═══ PROVIDED ENTRIES ═══

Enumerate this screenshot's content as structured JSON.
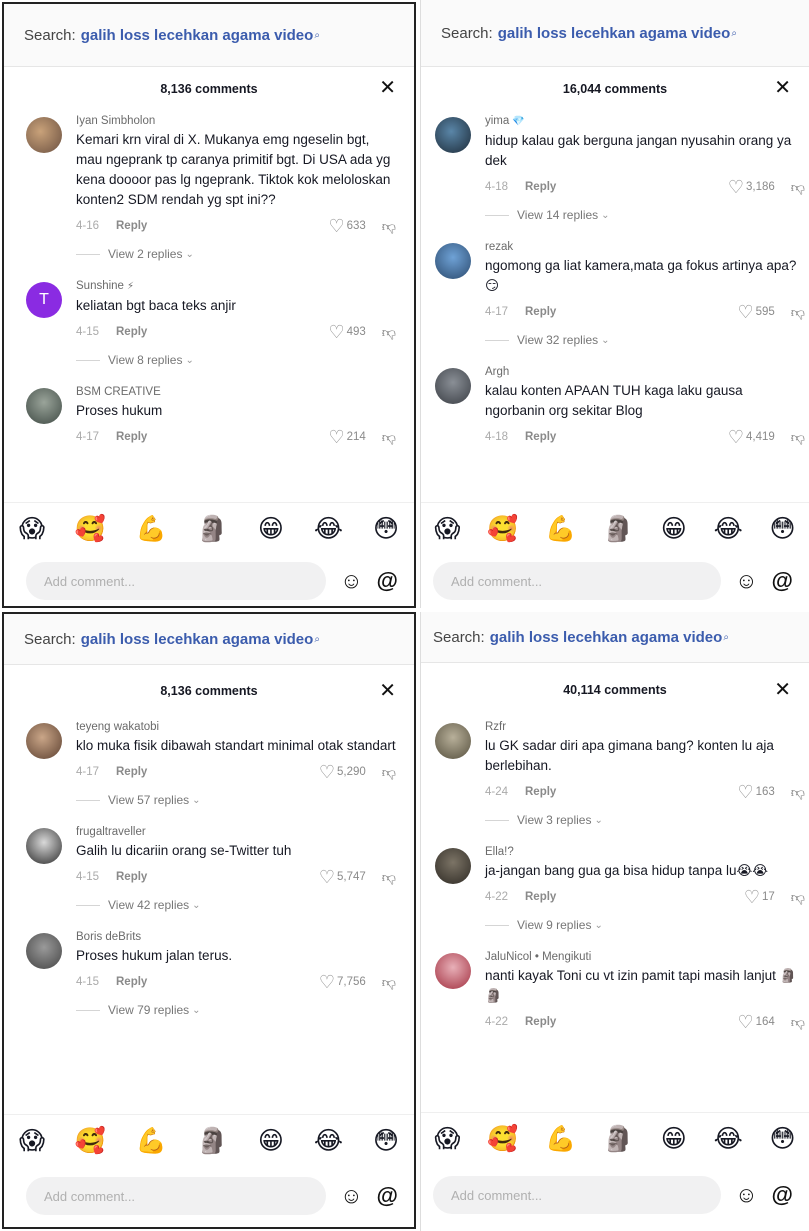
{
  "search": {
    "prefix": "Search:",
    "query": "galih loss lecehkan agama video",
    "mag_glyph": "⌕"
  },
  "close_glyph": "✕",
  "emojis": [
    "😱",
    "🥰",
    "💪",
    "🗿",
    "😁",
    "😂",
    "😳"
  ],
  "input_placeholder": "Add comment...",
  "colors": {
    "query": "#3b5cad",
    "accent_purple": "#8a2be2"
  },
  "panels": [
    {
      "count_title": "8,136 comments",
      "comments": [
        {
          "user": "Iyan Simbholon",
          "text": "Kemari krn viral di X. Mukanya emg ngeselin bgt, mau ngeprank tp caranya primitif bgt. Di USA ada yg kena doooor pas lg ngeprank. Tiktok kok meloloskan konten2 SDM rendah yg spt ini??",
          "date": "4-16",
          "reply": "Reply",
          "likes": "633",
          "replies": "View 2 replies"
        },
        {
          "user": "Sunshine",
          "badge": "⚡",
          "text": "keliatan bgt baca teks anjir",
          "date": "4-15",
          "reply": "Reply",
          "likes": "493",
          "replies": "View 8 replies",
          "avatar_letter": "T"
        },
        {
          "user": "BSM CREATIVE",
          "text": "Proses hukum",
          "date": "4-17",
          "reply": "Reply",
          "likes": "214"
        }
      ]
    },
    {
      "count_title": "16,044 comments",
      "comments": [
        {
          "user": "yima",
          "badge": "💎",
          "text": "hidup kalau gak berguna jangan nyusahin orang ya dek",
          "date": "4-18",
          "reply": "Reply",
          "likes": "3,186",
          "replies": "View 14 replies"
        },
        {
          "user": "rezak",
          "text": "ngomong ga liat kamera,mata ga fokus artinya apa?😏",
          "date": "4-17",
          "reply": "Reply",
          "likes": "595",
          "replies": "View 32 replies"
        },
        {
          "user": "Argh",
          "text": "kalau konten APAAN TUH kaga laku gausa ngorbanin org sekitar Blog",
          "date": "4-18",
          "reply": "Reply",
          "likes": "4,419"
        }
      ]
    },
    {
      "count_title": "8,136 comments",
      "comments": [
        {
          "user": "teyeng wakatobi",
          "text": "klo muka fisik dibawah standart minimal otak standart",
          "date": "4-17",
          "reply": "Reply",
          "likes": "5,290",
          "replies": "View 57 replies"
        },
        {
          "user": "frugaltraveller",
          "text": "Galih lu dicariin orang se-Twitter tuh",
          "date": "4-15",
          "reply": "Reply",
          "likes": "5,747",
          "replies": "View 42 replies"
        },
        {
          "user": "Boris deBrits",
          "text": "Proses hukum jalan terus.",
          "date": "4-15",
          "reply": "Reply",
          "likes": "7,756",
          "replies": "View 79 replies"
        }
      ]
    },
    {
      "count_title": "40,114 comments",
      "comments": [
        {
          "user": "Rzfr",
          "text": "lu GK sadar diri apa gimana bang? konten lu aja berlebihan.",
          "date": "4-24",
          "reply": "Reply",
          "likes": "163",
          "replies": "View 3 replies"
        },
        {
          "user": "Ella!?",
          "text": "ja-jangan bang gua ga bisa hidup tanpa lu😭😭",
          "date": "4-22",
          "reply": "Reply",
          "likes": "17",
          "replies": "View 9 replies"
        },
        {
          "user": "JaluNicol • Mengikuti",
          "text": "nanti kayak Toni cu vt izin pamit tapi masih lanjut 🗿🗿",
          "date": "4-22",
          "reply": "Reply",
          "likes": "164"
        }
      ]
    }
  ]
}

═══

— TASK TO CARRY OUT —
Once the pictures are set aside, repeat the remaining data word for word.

— WRITTEN ANSWER —
Enumerate this screenshot's content as structured JSON.
{
  "search": {
    "prefix": "Search:",
    "query": "galih loss lecehkan agama video",
    "mag_glyph": "⌕"
  },
  "close_glyph": "✕",
  "emojis": [
    "😱",
    "🥰",
    "💪",
    "🗿",
    "😁",
    "😂",
    "😳"
  ],
  "input_placeholder": "Add comment...",
  "colors": {
    "query": "#3b5cad",
    "accent_purple": "#8a2be2"
  },
  "panels": [
    {
      "count_title": "8,136 comments",
      "comments": [
        {
          "user": "Iyan Simbholon",
          "text": "Kemari krn viral di X. Mukanya emg ngeselin bgt, mau ngeprank tp caranya primitif bgt. Di USA ada yg kena doooor pas lg ngeprank. Tiktok kok meloloskan konten2 SDM rendah yg spt ini??",
          "date": "4-16",
          "reply": "Reply",
          "likes": "633",
          "replies": "View 2 replies"
        },
        {
          "user": "Sunshine",
          "badge": "⚡",
          "text": "keliatan bgt baca teks anjir",
          "date": "4-15",
          "reply": "Reply",
          "likes": "493",
          "replies": "View 8 replies",
          "avatar_letter": "T"
        },
        {
          "user": "BSM CREATIVE",
          "text": "Proses hukum",
          "date": "4-17",
          "reply": "Reply",
          "likes": "214"
        }
      ]
    },
    {
      "count_title": "16,044 comments",
      "comments": [
        {
          "user": "yima",
          "badge": "💎",
          "text": "hidup kalau gak berguna jangan nyusahin orang ya dek",
          "date": "4-18",
          "reply": "Reply",
          "likes": "3,186",
          "replies": "View 14 replies"
        },
        {
          "user": "rezak",
          "text": "ngomong ga liat kamera,mata ga fokus artinya apa?😏",
          "date": "4-17",
          "reply": "Reply",
          "likes": "595",
          "replies": "View 32 replies"
        },
        {
          "user": "Argh",
          "text": "kalau konten APAAN TUH kaga laku gausa ngorbanin org sekitar Blog",
          "date": "4-18",
          "reply": "Reply",
          "likes": "4,419"
        }
      ]
    },
    {
      "count_title": "8,136 comments",
      "comments": [
        {
          "user": "teyeng wakatobi",
          "text": "klo muka fisik dibawah standart minimal otak standart",
          "date": "4-17",
          "reply": "Reply",
          "likes": "5,290",
          "replies": "View 57 replies"
        },
        {
          "user": "frugaltraveller",
          "text": "Galih lu dicariin orang se-Twitter tuh",
          "date": "4-15",
          "reply": "Reply",
          "likes": "5,747",
          "replies": "View 42 replies"
        },
        {
          "user": "Boris deBrits",
          "text": "Proses hukum jalan terus.",
          "date": "4-15",
          "reply": "Reply",
          "likes": "7,756",
          "replies": "View 79 replies"
        }
      ]
    },
    {
      "count_title": "40,114 comments",
      "comments": [
        {
          "user": "Rzfr",
          "text": "lu GK sadar diri apa gimana bang? konten lu aja berlebihan.",
          "date": "4-24",
          "reply": "Reply",
          "likes": "163",
          "replies": "View 3 replies"
        },
        {
          "user": "Ella!?",
          "text": "ja-jangan bang gua ga bisa hidup tanpa lu😭😭",
          "date": "4-22",
          "reply": "Reply",
          "likes": "17",
          "replies": "View 9 replies"
        },
        {
          "user": "JaluNicol • Mengikuti",
          "text": "nanti kayak Toni cu vt izin pamit tapi masih lanjut 🗿🗿",
          "date": "4-22",
          "reply": "Reply",
          "likes": "164"
        }
      ]
    }
  ]
}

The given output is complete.